How is it that dysfunctionality and misbehaviour become a normal way of living among people working in the construction industry?
In my research project, I look at middle managers, a group within the industry that has been characterized by extensive stress and overwork, to explore how forms of misbehaviour, such as workaholism, presenteeism, burnout and neglect of family and friends, becomes normalized, reproduced and resisted in practice. Previous research has tried to explain these behaviours against the backdrop of construction as a rigid industry characterized by a masculine mindset and an autonomous structure. However, our initial findings indicate that the normalizing processes are embedded in practices that are continuously embodied and reproduced, thus suggesting that we lack knowledge of the practical micro-foundations that ’feeds’ the behaviour. Using an ethnographic approach inspired by the critical works of Hochschild, Perrow, Sennett and Kunda, I am trying to untangle these processes at a micro-level by applying theoretical lenses at the intersection of work-life balance, well-being and patterns of organizing in the industry.
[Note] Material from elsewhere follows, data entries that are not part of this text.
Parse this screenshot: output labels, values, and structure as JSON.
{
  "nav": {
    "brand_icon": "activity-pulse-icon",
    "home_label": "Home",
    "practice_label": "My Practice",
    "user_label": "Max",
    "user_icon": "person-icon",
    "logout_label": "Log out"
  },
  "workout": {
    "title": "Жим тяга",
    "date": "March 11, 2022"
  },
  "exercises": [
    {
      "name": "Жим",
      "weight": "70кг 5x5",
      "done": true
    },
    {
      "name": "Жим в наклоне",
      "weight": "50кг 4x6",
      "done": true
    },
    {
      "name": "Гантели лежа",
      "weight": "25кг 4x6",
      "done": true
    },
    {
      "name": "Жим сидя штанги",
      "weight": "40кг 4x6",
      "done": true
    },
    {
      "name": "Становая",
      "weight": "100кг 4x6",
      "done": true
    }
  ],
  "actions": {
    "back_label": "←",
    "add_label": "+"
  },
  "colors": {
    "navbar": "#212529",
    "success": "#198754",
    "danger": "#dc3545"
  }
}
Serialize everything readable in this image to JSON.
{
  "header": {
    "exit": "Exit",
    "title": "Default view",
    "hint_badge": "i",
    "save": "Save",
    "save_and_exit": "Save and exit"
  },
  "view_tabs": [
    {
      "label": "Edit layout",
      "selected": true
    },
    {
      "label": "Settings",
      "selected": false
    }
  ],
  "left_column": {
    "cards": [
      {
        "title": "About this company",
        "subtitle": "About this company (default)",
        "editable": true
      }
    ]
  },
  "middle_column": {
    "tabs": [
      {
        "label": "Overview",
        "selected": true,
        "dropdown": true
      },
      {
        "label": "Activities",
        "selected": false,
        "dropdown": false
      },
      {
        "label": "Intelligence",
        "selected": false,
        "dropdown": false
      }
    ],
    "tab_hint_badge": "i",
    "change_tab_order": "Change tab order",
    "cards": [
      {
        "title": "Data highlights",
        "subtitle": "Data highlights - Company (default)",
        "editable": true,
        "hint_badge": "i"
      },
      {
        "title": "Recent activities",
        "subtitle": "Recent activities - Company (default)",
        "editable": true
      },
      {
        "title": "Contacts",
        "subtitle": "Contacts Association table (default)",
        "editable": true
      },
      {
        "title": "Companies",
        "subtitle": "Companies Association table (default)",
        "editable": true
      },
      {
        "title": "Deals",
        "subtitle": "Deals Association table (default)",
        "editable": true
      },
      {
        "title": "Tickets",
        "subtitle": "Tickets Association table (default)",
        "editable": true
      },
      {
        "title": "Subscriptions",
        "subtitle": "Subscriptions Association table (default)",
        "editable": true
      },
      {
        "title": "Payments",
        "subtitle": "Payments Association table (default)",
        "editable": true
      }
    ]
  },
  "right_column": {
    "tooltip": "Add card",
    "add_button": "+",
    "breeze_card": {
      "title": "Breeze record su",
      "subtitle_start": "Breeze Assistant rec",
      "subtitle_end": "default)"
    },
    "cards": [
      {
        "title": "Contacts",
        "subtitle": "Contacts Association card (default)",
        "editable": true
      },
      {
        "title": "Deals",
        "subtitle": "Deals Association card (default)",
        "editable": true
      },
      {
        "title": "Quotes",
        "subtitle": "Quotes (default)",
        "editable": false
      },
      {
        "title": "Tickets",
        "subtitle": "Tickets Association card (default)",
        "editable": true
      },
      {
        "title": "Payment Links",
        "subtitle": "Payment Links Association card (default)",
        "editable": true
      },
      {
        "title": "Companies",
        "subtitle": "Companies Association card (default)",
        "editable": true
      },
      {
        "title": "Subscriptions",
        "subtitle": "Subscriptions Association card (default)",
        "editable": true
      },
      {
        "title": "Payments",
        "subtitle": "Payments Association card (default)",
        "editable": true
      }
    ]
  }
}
Rikard Sandberg is a doctoral student in Construction Management at Chalmers University of Technology in Gothenburg, Sweden. His background is in Work Science and Sociology and his research interest concerns critical studies of work and lifestyles, ideals, embodiment and reflexive patterns of organizing. Rikard's PhD is supervised by Christine Räisänen and Martin Löwstedt (Chalmers University) and Ani Raiden (Nottingham Business School).